## Activity:
Please work out how many lines in the data below contain "datos", and reply with that number alone.

Material provided section start

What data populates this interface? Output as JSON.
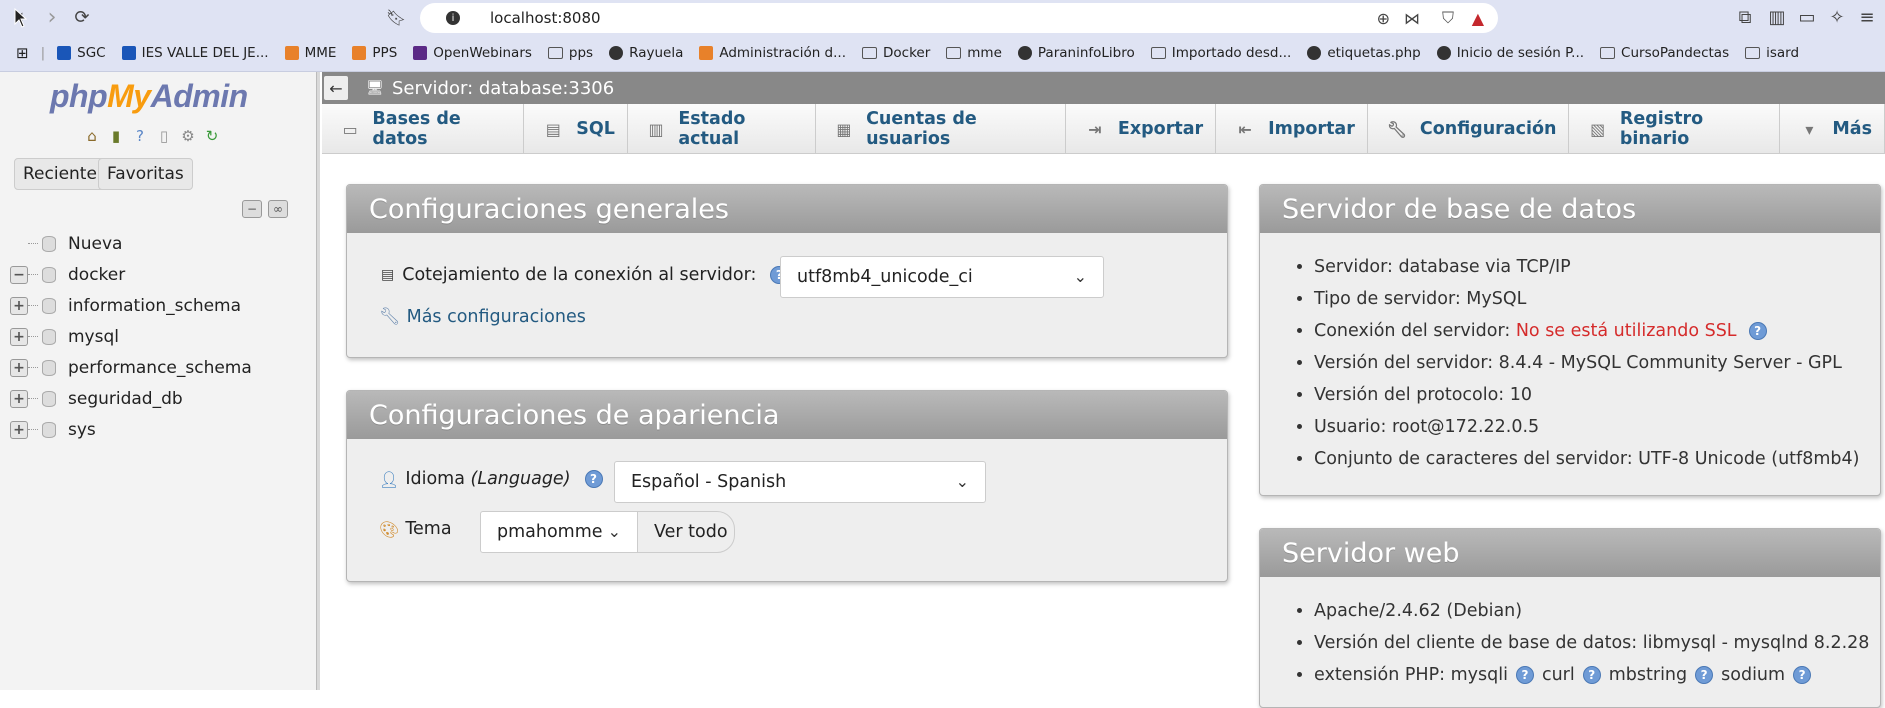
{
  "browser": {
    "url": "localhost:8080",
    "bookmarks": [
      {
        "label": "SGC",
        "icon": "school-icon",
        "color": "#1a56b8"
      },
      {
        "label": "IES VALLE DEL JE...",
        "icon": "school-icon",
        "color": "#1a56b8"
      },
      {
        "label": "MME",
        "icon": "moodle-icon",
        "color": "#e8812a"
      },
      {
        "label": "PPS",
        "icon": "moodle-icon",
        "color": "#e8812a"
      },
      {
        "label": "OpenWebinars",
        "icon": "openwebinars-icon",
        "color": "#5b2a86"
      },
      {
        "label": "pps",
        "icon": "folder-icon",
        "color": "#555555"
      },
      {
        "label": "Rayuela",
        "icon": "globe-icon",
        "color": "#333333"
      },
      {
        "label": "Administración d...",
        "icon": "moodle-icon",
        "color": "#e8812a"
      },
      {
        "label": "Docker",
        "icon": "folder-icon",
        "color": "#555555"
      },
      {
        "label": "mme",
        "icon": "folder-icon",
        "color": "#555555"
      },
      {
        "label": "ParaninfoLibro",
        "icon": "globe-icon",
        "color": "#333333"
      },
      {
        "label": "Importado desd...",
        "icon": "folder-icon",
        "color": "#555555"
      },
      {
        "label": "etiquetas.php",
        "icon": "globe-icon",
        "color": "#333333"
      },
      {
        "label": "Inicio de sesión P...",
        "icon": "globe-icon",
        "color": "#333333"
      },
      {
        "label": "CursoPandectas",
        "icon": "folder-icon",
        "color": "#555555"
      },
      {
        "label": "isard",
        "icon": "folder-icon",
        "color": "#555555"
      }
    ]
  },
  "sidebar": {
    "logo": {
      "php": "php",
      "my": "My",
      "admin": "Admin"
    },
    "tabs": {
      "recent": "Reciente",
      "favorites": "Favoritas"
    },
    "databases": [
      {
        "name": "Nueva",
        "expander": ""
      },
      {
        "name": "docker",
        "expander": "−"
      },
      {
        "name": "information_schema",
        "expander": "+"
      },
      {
        "name": "mysql",
        "expander": "+"
      },
      {
        "name": "performance_schema",
        "expander": "+"
      },
      {
        "name": "seguridad_db",
        "expander": "+"
      },
      {
        "name": "sys",
        "expander": "+"
      }
    ]
  },
  "topbar": {
    "title": "Servidor: database:3306"
  },
  "menu": [
    {
      "label": "Bases de datos",
      "icon": "database-icon"
    },
    {
      "label": "SQL",
      "icon": "sql-icon"
    },
    {
      "label": "Estado actual",
      "icon": "status-icon"
    },
    {
      "label": "Cuentas de usuarios",
      "icon": "users-icon"
    },
    {
      "label": "Exportar",
      "icon": "export-icon"
    },
    {
      "label": "Importar",
      "icon": "import-icon"
    },
    {
      "label": "Configuración",
      "icon": "wrench-icon"
    },
    {
      "label": "Registro binario",
      "icon": "binlog-icon"
    },
    {
      "label": "Más",
      "icon": "chevron-down-icon"
    }
  ],
  "general": {
    "title": "Configuraciones generales",
    "collation_label": "Cotejamiento de la conexión al servidor:",
    "collation_value": "utf8mb4_unicode_ci",
    "more_settings": "Más configuraciones"
  },
  "appearance": {
    "title": "Configuraciones de apariencia",
    "language_label": "Idioma",
    "language_label_en": "(Language)",
    "language_value": "Español - Spanish",
    "theme_label": "Tema",
    "theme_value": "pmahomme",
    "view_all": "Ver todo"
  },
  "db_server": {
    "title": "Servidor de base de datos",
    "items": [
      "Servidor: database via TCP/IP",
      "Tipo de servidor: MySQL",
      "Conexión del servidor: ",
      "Versión del servidor: 8.4.4 - MySQL Community Server - GPL",
      "Versión del protocolo: 10",
      "Usuario: root@172.22.0.5",
      "Conjunto de caracteres del servidor: UTF-8 Unicode (utf8mb4)"
    ],
    "ssl_warning": "No se está utilizando SSL"
  },
  "web_server": {
    "title": "Servidor web",
    "items": [
      "Apache/2.4.62 (Debian)",
      "Versión del cliente de base de datos: libmysql - mysqlnd 8.2.28"
    ],
    "php_ext_label": "extensión PHP: mysqli",
    "php_ext": [
      "curl",
      "mbstring",
      "sodium"
    ]
  }
}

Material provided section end

## Output for this exercise:
3